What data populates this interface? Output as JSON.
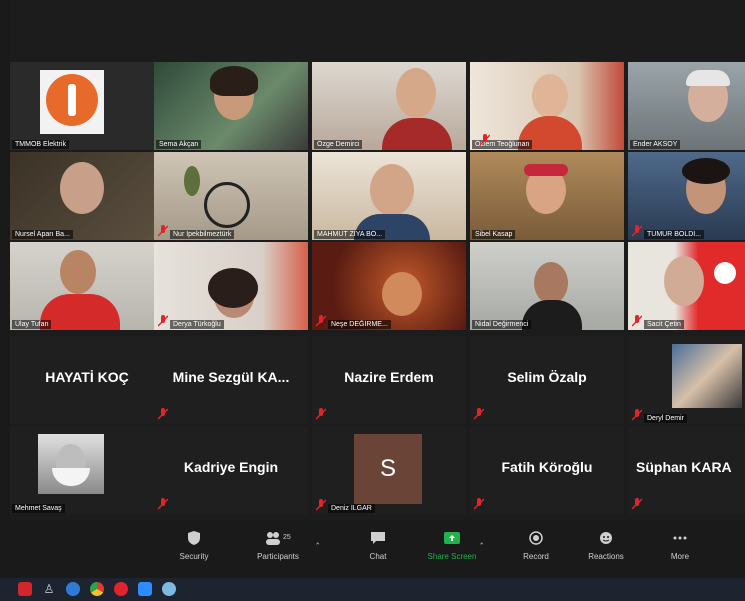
{
  "colors": {
    "background": "#1c1c1c",
    "tile": "#1f1f1f",
    "share_green": "#22b24c",
    "mute_red": "#e0252a",
    "avatar_brown": "#6b4438"
  },
  "participants": [
    {
      "name": "TMMOB Elektrik"
    },
    {
      "name": "Sema Akçan"
    },
    {
      "name": "Özge Demirci"
    },
    {
      "name": "Özlem Teoğlunan"
    },
    {
      "name": "Ender AKSOY"
    },
    {
      "name": "Nursel Aparı Ba..."
    },
    {
      "name": "Nur İpekbilmeztürk"
    },
    {
      "name": "MAHMUT ZİYA BÖ..."
    },
    {
      "name": "Sibel Kasap"
    },
    {
      "name": "TUMUR BOLDİ..."
    },
    {
      "name": "Ülay Tufan"
    },
    {
      "name": "Derya Türkoğlu"
    },
    {
      "name": "Neşe DEĞİRME..."
    },
    {
      "name": "Nidal Değirmenci"
    },
    {
      "name": "Sacit Çetin"
    },
    {
      "name": "HAYATİ KOÇ"
    },
    {
      "name": "Mine Sezgül KA..."
    },
    {
      "name": "Nazire Erdem"
    },
    {
      "name": "Selim Özalp"
    },
    {
      "name": "Deryl Demir"
    },
    {
      "name": "Mehmet Savaş"
    },
    {
      "name": "Kadriye Engin"
    },
    {
      "name": "Deniz İLGAR",
      "initial": "S"
    },
    {
      "name": "Fatih Köroğlu"
    },
    {
      "name": "Süphan KARA"
    }
  ],
  "toolbar": {
    "security": "Security",
    "participants": "Participants",
    "participants_count": "25",
    "chat": "Chat",
    "share_screen": "Share Screen",
    "record": "Record",
    "reactions": "Reactions",
    "more": "More"
  },
  "taskbar_icons": [
    "acrobat-icon",
    "pin-icon",
    "edge-icon",
    "chrome-icon",
    "opera-icon",
    "zoom-icon",
    "paint-icon"
  ]
}
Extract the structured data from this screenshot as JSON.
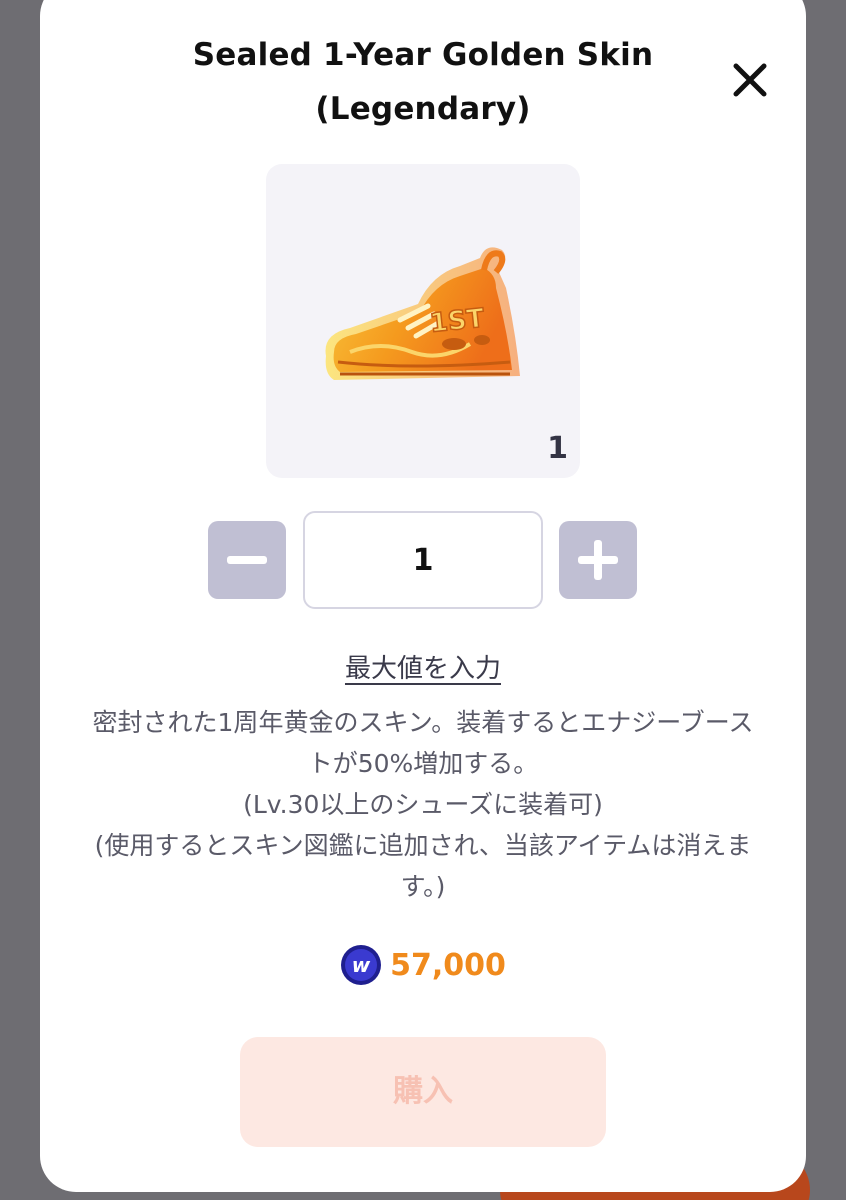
{
  "modal": {
    "title_line1": "Sealed 1-Year Golden Skin",
    "title_line2": "(Legendary)",
    "close_icon": "close-icon"
  },
  "item": {
    "icon": "golden-sneaker-icon",
    "badge_text": "1ST",
    "count": "1"
  },
  "quantity": {
    "value": "1",
    "minus_icon": "minus-icon",
    "plus_icon": "plus-icon"
  },
  "max_link": "最大値を入力",
  "description": {
    "line1": "密封された1周年黄金のスキン。装着するとエナジーブース",
    "line2": "トが50%増加する。",
    "line3": "(Lv.30以上のシューズに装着可)",
    "line4": "(使用するとスキン図鑑に追加され、当該アイテムは消えま",
    "line5": "す。)"
  },
  "price": {
    "currency_icon": "coin-icon",
    "currency_letter": "w",
    "value": "57,000"
  },
  "buy_button": {
    "label": "購入"
  },
  "colors": {
    "accent_orange": "#f08a1c",
    "qty_button": "#c0bfd3",
    "buy_disabled_bg": "#fde8e2",
    "buy_disabled_text": "#f7c1b3",
    "coin_blue": "#2f2fb3"
  }
}
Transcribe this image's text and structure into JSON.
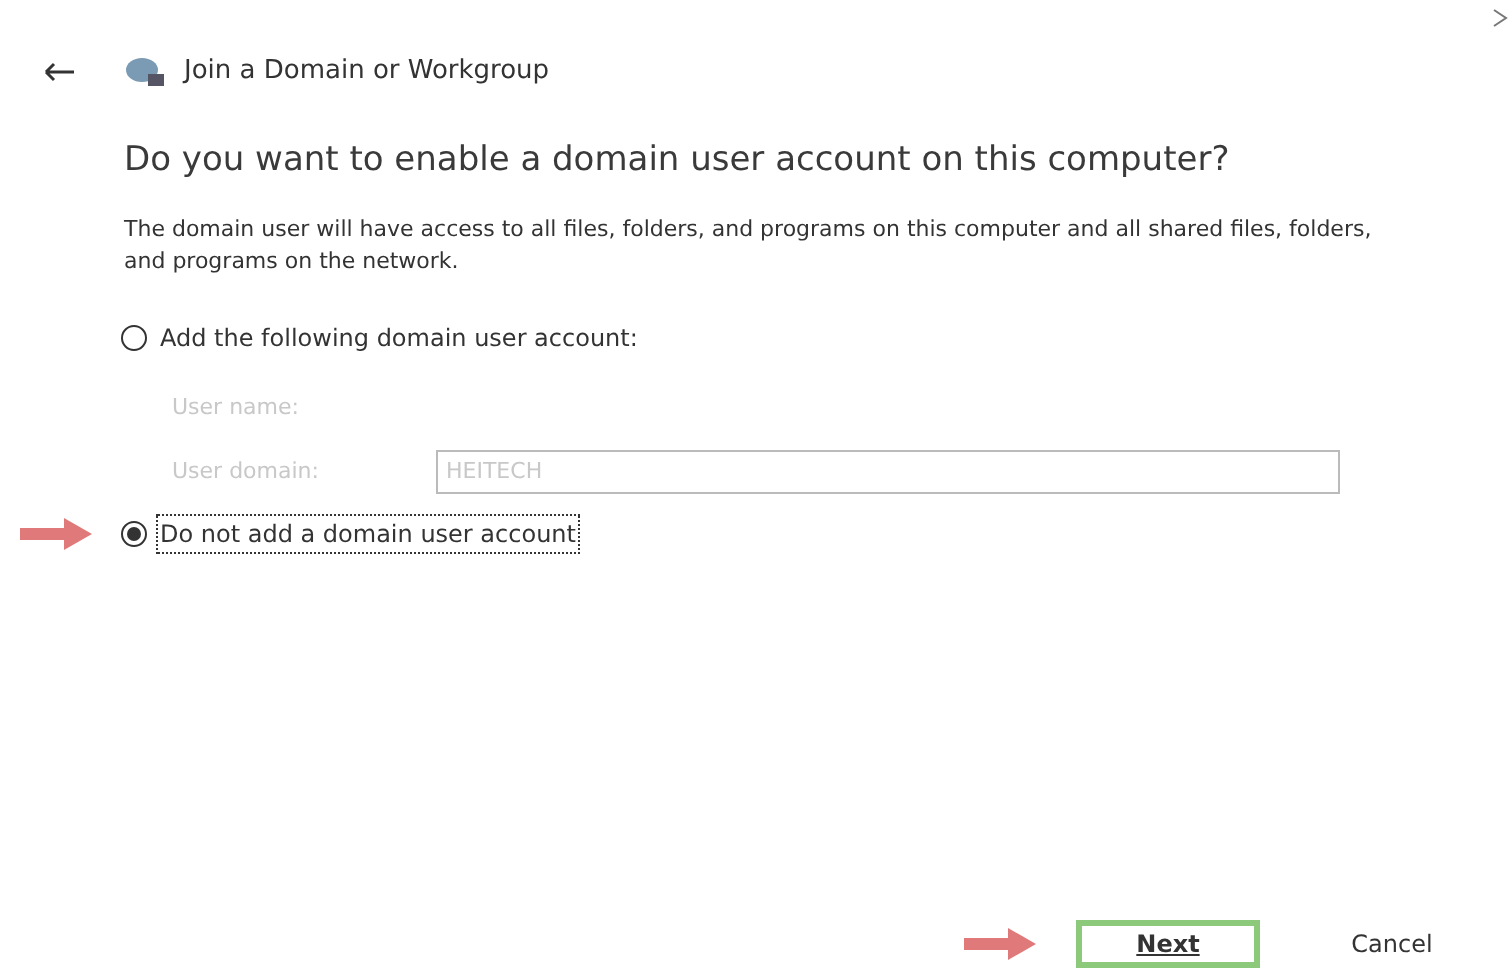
{
  "window": {
    "title": "Join a Domain or Workgroup"
  },
  "heading": "Do you want to enable a domain user account on this computer?",
  "description": "The domain user will have access to all files, folders, and programs on this computer and all shared files, folders, and programs on the network.",
  "options": [
    {
      "label": "Add the following domain user account:",
      "selected": false,
      "focused": false
    },
    {
      "label": "Do not add a domain user account",
      "selected": true,
      "focused": true
    }
  ],
  "fields": [
    {
      "label": "User name:",
      "boxed": false,
      "disabled": true
    },
    {
      "label": "User domain:",
      "value": "HEITECH",
      "boxed": true,
      "disabled": true
    }
  ],
  "buttons": [
    {
      "label": "Next",
      "highlighted": true
    },
    {
      "label": "Cancel",
      "highlighted": false
    }
  ]
}
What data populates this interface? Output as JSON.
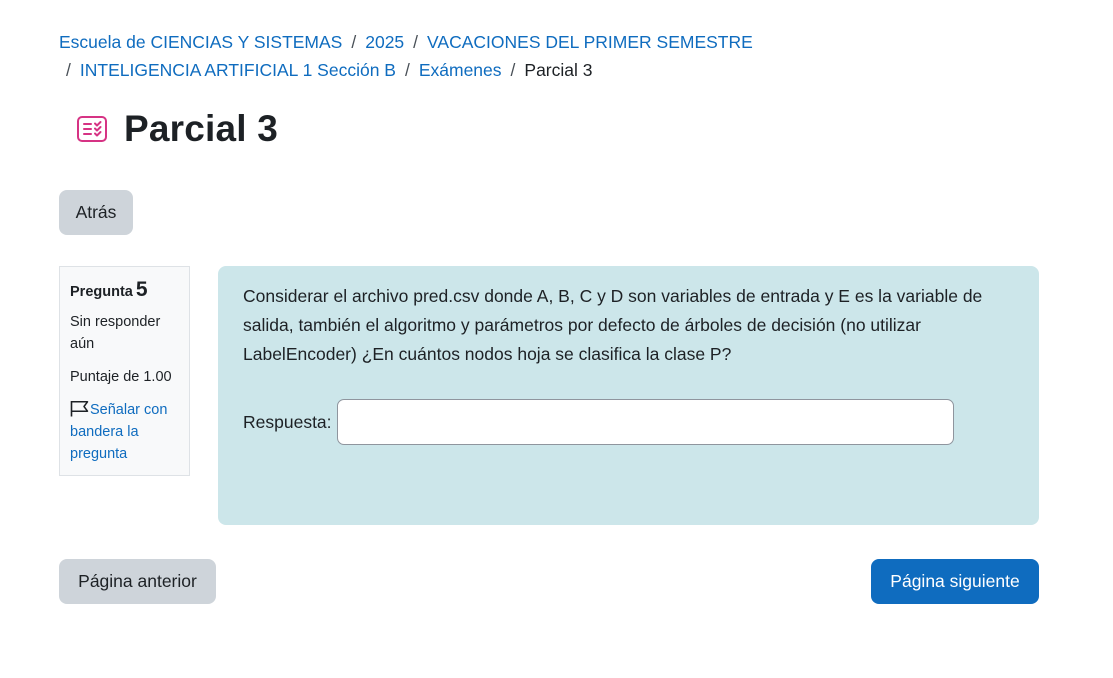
{
  "breadcrumb": {
    "items": [
      "Escuela de CIENCIAS Y SISTEMAS",
      "2025",
      "VACACIONES DEL PRIMER SEMESTRE",
      "INTELIGENCIA ARTIFICIAL 1 Sección B",
      "Exámenes",
      "Parcial 3"
    ],
    "separator": "/"
  },
  "page": {
    "title": "Parcial 3",
    "icon": "quiz-icon",
    "icon_color": "#d63384"
  },
  "buttons": {
    "back": "Atrás",
    "prev": "Página anterior",
    "next": "Página siguiente"
  },
  "question_info": {
    "label": "Pregunta",
    "number": "5",
    "state": "Sin responder aún",
    "grade": "Puntaje de 1.00",
    "flag": "Señalar con bandera la pregunta",
    "flag_icon": "flag-icon"
  },
  "question": {
    "text": "Considerar el archivo pred.csv donde A, B, C y D son variables de entrada y E es la variable de salida, también el algoritmo y parámetros por defecto de árboles de decisión (no utilizar LabelEncoder) ¿En cuántos nodos hoja se clasifica la clase P?",
    "answer_label": "Respuesta:",
    "answer_value": ""
  },
  "colors": {
    "link": "#0f6cbf",
    "primary": "#0f6cbf",
    "secondary": "#ced4da",
    "content_bg": "#cce6ea"
  }
}
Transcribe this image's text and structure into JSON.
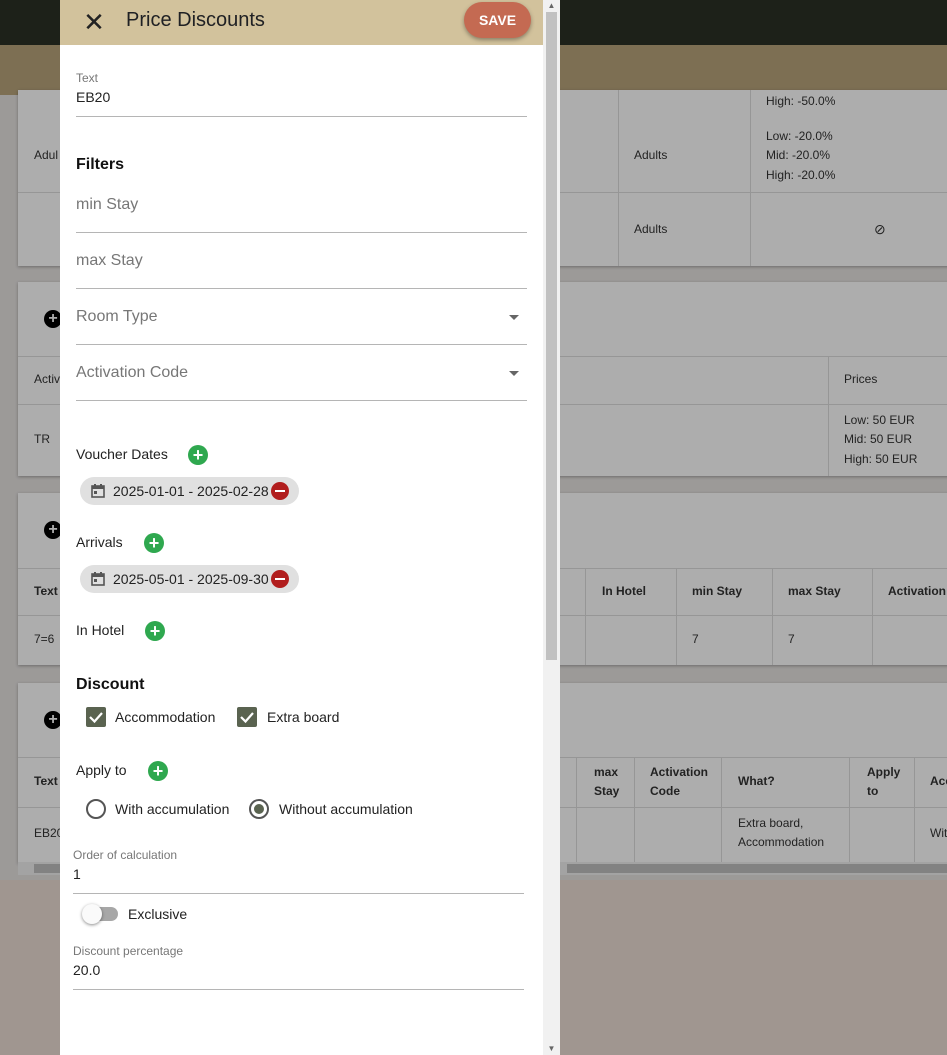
{
  "drawer": {
    "title": "Price Discounts",
    "save_label": "SAVE",
    "text_field": {
      "label": "Text",
      "value": "EB20"
    },
    "filters": {
      "heading": "Filters",
      "min_stay_placeholder": "min Stay",
      "max_stay_placeholder": "max Stay",
      "room_type_placeholder": "Room Type",
      "activation_code_placeholder": "Activation Code"
    },
    "voucher_dates": {
      "label": "Voucher Dates",
      "chips": [
        "2025-01-01 - 2025-02-28"
      ]
    },
    "arrivals": {
      "label": "Arrivals",
      "chips": [
        "2025-05-01 - 2025-09-30"
      ]
    },
    "in_hotel": {
      "label": "In Hotel"
    },
    "discount": {
      "heading": "Discount",
      "accommodation_label": "Accommodation",
      "accommodation_checked": true,
      "extra_board_label": "Extra board",
      "extra_board_checked": true
    },
    "apply_to": {
      "label": "Apply to",
      "with_accumulation_label": "With accumulation",
      "without_accumulation_label": "Without accumulation",
      "selected": "without_accumulation"
    },
    "order_of_calculation": {
      "label": "Order of calculation",
      "value": "1"
    },
    "exclusive": {
      "label": "Exclusive",
      "on": false
    },
    "discount_percentage": {
      "label": "Discount percentage",
      "value": "20.0"
    }
  },
  "background": {
    "card1": {
      "row0_price_partial": "High:   -50.0%",
      "row1_text_partial": "Adul",
      "row1_who": "Adults",
      "row1_prices": [
        "Low:   -20.0%",
        "Mid:   -20.0%",
        "High:   -20.0%"
      ],
      "row2_who": "Adults",
      "row2_prices_icon": "⊘"
    },
    "card2": {
      "header_text_partial": "Activ",
      "header_prices": "Prices",
      "row_text": "TR",
      "row_prices": [
        "Low:     50 EUR",
        "Mid:     50 EUR",
        "High:    50 EUR"
      ]
    },
    "card3": {
      "headers": {
        "text": "Text",
        "in_hotel": "In Hotel",
        "min_stay": "min Stay",
        "max_stay": "max Stay",
        "activation": "Activation"
      },
      "row": {
        "text": "7=6",
        "min_stay": "7",
        "max_stay": "7"
      }
    },
    "card4": {
      "headers": {
        "text": "Text",
        "max_stay": "max\nStay",
        "activation_code": "Activation\nCode",
        "what": "What?",
        "apply_to": "Apply\nto",
        "acc": "Acc"
      },
      "row": {
        "text": "EB20",
        "what": "Extra board,\nAccommodation",
        "acc": "Wit"
      }
    }
  }
}
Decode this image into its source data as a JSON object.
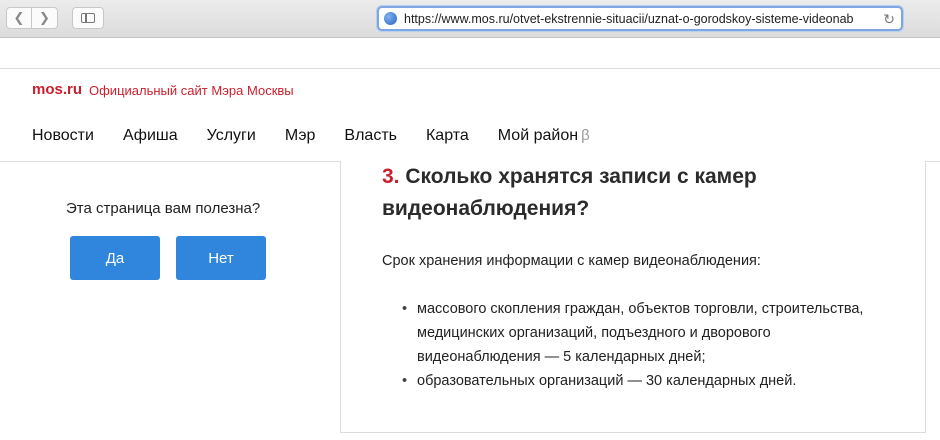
{
  "browser": {
    "url": "https://www.mos.ru/otvet-ekstrennie-situacii/uznat-o-gorodskoy-sisteme-videonab"
  },
  "header": {
    "logo": "mos.ru",
    "subtitle": "Официальный сайт Мэра Москвы",
    "nav": [
      "Новости",
      "Афиша",
      "Услуги",
      "Мэр",
      "Власть",
      "Карта",
      "Мой район"
    ],
    "beta": "β"
  },
  "feedback": {
    "question": "Эта страница вам полезна?",
    "yes": "Да",
    "no": "Нет"
  },
  "article": {
    "number": "3.",
    "title": "Сколько хранятся записи с камер видеонаблюдения?",
    "lead": "Срок хранения информации с камер видеонаблюдения:",
    "bullets": [
      "массового скопления граждан, объектов торговли, строительства, медицинских организаций, подъездного и дворового видеонаблюдения — 5 календарных дней;",
      "образовательных организаций — 30 календарных дней."
    ]
  }
}
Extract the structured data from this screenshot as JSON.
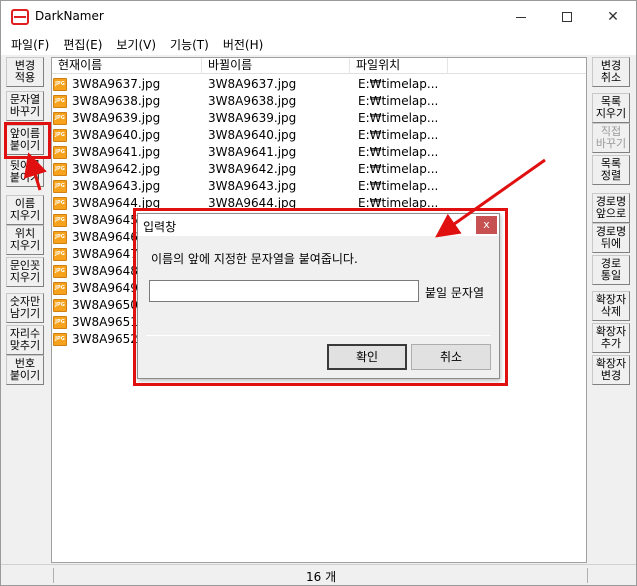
{
  "window": {
    "title": "DarkNamer"
  },
  "menu": [
    "파일(F)",
    "편집(E)",
    "보기(V)",
    "기능(T)",
    "버전(H)"
  ],
  "sidebar_left": [
    "변경\n적용",
    "문자열\n바꾸기",
    "앞이름\n붙이기",
    "뒷이름\n붙이기",
    "이름\n지우기",
    "위치\n지우기",
    "문인꼿\n지우기",
    "숫자만\n남기기",
    "자리수\n맞추기",
    "번호\n붙이기"
  ],
  "sidebar_right": [
    "변경\n취소",
    "목록\n지우기",
    "직접\n바꾸기",
    "목록\n정렬",
    "경로명\n앞으로",
    "경로명\n뒤에",
    "경로\n통일",
    "확장자\n삭제",
    "확장자\n추가",
    "확장자\n변경"
  ],
  "columns": [
    "현재이름",
    "바뀔이름",
    "파일위치"
  ],
  "file_icon_label": "JPG",
  "rows": [
    {
      "current": "3W8A9637.jpg",
      "new": "3W8A9637.jpg",
      "path": "E:₩timelap..."
    },
    {
      "current": "3W8A9638.jpg",
      "new": "3W8A9638.jpg",
      "path": "E:₩timelap..."
    },
    {
      "current": "3W8A9639.jpg",
      "new": "3W8A9639.jpg",
      "path": "E:₩timelap..."
    },
    {
      "current": "3W8A9640.jpg",
      "new": "3W8A9640.jpg",
      "path": "E:₩timelap..."
    },
    {
      "current": "3W8A9641.jpg",
      "new": "3W8A9641.jpg",
      "path": "E:₩timelap..."
    },
    {
      "current": "3W8A9642.jpg",
      "new": "3W8A9642.jpg",
      "path": "E:₩timelap..."
    },
    {
      "current": "3W8A9643.jpg",
      "new": "3W8A9643.jpg",
      "path": "E:₩timelap..."
    },
    {
      "current": "3W8A9644.jpg",
      "new": "3W8A9644.jpg",
      "path": "E:₩timelap..."
    },
    {
      "current": "3W8A9645.j",
      "new": "",
      "path": ""
    },
    {
      "current": "3W8A9646.j",
      "new": "",
      "path": ""
    },
    {
      "current": "3W8A9647.j",
      "new": "",
      "path": ""
    },
    {
      "current": "3W8A9648.j",
      "new": "",
      "path": ""
    },
    {
      "current": "3W8A9649.j",
      "new": "",
      "path": ""
    },
    {
      "current": "3W8A9650.j",
      "new": "",
      "path": ""
    },
    {
      "current": "3W8A9651.j",
      "new": "",
      "path": ""
    },
    {
      "current": "3W8A9652.j",
      "new": "",
      "path": ""
    }
  ],
  "status": {
    "count": "16 개"
  },
  "dialog": {
    "title": "입력창",
    "close": "x",
    "message": "이름의 앞에 지정한 문자열을 붙여줍니다.",
    "input_value": "",
    "input_label": "붙일 문자열",
    "ok": "확인",
    "cancel": "취소"
  },
  "colors": {
    "annotation": "#e01010",
    "accent": "#e02020"
  }
}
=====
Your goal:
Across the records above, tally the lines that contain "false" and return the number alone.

Response area:
5